Many Horseshoe Bend residents are alarmed to learn that an emergency medical service ambulance is no longer based in the city and frustrated there is nothing they can do about it.
"The ambulance service here was good," said resident Janice Wegenke. "I had a stroke, a year ago in December, and they were here within five minutes."
Izard County ambulances are now based only in Calico Rock and Melbourne. That means, it will take at least 15 minutes, under good conditions, for an ambulance to reach Horseshoe Bend.
"We are the biggest city in the county and have the largest population of elderly," said resident Paul Osborne. "15 minutes response time, 15 minutes is a terrible amount of time to wait for help for a person who has had a stroke or serious heart attack."
Horseshoe Bend lost its ambulance base because A.E.T. Ambulance Service, which has the contract to serve Izard County, was recently purchased by Southern Paramedic Service.
Southern agreed to continue providing service to the county through the end of the year, when the A.E.T. contract expires. However, it reserved the right to make changes in service to address financial losses A.E.T. was facing.
"Southern told us A.E.T. was losing $20,000 to $30,000 a month," said Ken Ballman, an Izard County Justice of the Peace who lives in Horseshoe Bend. "It apparently feels having an ambulance based here, on the northern edge of the county, is a big expense it can't afford."
The ambulance service turmoil was a big topic of discussion during a candidates forum in Horseshoe Bend on Thursday, Oct. 28.
Since the ambulance service is controled by an EMS Board and Quorum Court, candidates for Mayor and Aldermen have no power over the situation.
During the forum, J-P Ballman was asked to explain what he knew about the situation, since he was involved in the meeting that resulted in Southern Paramedic Service agreeing to serve out A.E.T.'s contract with the county.
"Southern just bought A.E.T.'s equipment, it had no legal obligation to serve the county," explained Ballman. "As bad as it is (losing a Horseshoe base), we, at least, still have ambulance service."
Ballman explained that running an emergency ambulance service is an expensive business and many of the 163 services in Arkansas are having trouble surviving, financially.
Ballman told citizens there is no guarantee that a new company hired to begin service in January will put an ambulance base back in Horseshoe Bend.
Despite the Horseshoe Bend reduction, EMS Board Chairman Wayne Lee said, "All citizens of Izard County have adequate service, currently."
Lee understands that Horseshoe Bend residents are upset an ambulance is no longer based there but he feels an ambulance based in Melbourne can reach Horseshoe Bend in a reasonable response time.
"In emergency situations where an ambulance will be delayed we can call on other services, in Salem, for example, to provide mutual aid," said Lee.
Lee added the board will make sure the next company hired to provide service has adequate equipment and employees, and allocates its assets in a way all citizens are fairly served.
The process of hiring a company to serve Izard County, beginning in 2011, is underway.
Requests for proposals were sent out to ambulance services around the state last month.

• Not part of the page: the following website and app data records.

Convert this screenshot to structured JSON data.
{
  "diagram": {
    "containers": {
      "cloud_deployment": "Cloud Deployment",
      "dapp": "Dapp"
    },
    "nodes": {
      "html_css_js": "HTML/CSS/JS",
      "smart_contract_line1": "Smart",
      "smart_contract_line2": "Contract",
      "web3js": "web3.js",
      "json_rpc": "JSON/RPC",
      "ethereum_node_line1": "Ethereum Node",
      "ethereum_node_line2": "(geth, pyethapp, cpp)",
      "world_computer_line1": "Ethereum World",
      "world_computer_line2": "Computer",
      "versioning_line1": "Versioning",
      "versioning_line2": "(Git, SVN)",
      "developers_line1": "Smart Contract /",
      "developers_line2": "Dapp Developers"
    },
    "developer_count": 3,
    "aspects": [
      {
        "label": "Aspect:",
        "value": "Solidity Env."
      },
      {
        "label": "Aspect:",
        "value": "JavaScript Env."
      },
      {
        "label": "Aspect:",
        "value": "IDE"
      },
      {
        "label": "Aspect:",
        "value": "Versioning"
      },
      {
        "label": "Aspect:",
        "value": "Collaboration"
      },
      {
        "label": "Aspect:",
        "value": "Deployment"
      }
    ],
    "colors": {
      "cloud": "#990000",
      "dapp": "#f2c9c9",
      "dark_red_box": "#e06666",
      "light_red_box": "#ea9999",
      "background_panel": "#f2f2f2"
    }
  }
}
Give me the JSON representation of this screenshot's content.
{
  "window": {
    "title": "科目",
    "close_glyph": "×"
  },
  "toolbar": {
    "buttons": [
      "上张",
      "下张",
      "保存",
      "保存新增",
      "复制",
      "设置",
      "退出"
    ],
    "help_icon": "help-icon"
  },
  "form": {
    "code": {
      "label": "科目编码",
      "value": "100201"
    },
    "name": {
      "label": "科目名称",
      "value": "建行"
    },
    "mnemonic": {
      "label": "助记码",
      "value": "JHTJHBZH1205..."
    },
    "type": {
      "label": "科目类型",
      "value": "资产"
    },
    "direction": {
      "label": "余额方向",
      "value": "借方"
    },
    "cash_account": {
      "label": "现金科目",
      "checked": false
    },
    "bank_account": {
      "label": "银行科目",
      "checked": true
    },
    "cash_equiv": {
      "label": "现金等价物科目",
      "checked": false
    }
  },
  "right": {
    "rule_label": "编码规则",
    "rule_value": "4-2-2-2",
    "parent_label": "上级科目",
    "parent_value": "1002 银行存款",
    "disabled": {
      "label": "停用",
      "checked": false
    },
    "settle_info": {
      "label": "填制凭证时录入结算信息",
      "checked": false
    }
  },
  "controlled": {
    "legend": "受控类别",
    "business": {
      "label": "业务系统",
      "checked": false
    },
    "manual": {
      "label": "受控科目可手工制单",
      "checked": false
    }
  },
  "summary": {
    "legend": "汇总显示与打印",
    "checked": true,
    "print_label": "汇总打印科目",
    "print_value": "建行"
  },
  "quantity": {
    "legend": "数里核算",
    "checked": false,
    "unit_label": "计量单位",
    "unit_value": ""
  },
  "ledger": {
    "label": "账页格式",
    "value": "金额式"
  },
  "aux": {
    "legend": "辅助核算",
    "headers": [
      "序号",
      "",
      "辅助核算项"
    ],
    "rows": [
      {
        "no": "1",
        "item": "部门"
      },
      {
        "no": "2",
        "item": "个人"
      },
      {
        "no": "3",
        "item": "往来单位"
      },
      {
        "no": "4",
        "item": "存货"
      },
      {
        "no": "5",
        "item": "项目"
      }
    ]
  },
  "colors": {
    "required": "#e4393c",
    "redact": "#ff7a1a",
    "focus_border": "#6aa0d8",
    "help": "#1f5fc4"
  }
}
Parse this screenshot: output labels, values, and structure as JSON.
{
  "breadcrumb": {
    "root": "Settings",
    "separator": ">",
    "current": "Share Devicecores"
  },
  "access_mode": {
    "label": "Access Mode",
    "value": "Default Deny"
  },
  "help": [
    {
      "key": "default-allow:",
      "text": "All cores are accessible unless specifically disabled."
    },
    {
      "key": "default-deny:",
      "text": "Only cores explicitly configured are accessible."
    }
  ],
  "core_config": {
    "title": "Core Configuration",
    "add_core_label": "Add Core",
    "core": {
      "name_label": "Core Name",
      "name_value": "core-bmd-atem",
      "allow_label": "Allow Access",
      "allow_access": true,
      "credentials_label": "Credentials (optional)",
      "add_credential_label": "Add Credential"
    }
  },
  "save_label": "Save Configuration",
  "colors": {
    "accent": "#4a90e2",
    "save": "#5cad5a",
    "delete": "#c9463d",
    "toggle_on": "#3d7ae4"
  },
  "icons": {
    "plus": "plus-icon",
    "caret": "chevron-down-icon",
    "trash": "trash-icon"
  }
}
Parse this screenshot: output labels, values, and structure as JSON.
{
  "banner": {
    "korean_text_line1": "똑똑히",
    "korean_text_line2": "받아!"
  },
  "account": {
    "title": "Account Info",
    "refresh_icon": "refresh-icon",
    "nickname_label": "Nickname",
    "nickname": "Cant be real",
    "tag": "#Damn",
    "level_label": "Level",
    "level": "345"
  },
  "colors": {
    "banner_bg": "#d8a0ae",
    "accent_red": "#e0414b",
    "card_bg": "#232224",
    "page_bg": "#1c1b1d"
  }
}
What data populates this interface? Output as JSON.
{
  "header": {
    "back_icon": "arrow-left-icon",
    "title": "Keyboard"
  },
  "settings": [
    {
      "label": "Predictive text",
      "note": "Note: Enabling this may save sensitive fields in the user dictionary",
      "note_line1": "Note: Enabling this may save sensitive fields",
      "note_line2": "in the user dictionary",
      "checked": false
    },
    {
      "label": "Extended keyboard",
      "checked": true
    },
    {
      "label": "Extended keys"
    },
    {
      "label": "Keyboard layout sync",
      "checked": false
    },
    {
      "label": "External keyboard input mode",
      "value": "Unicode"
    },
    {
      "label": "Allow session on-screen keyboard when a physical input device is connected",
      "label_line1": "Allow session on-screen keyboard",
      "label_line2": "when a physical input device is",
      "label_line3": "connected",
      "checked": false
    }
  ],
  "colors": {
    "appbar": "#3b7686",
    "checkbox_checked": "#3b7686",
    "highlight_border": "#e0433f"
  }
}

On Nov. 12, the board will open proposals it receives and begin the process of evaluating the proposals and negotiating with companies the board believes will provide the best service.
"We have set high standards that we expect an ambulance service to meet," said Lee.
According to Lee, the top priority is to hire a service that will be able to reach all areas of the county quickly and provide a high level of emergency care. The board wants safeguards in a new contract which will allow it to periodically evaluate the service and take action if it is not meeting its commitments.
Lee is confident a new company will be chosen and a contract will be in place by Jan. 1 to insure that Izard County continues to be served by emergency ambulance service.
For now, Horseshoe Bend residents will have to get used to the idea the nearest ambulance responding to their emergency call will come from Melbourne.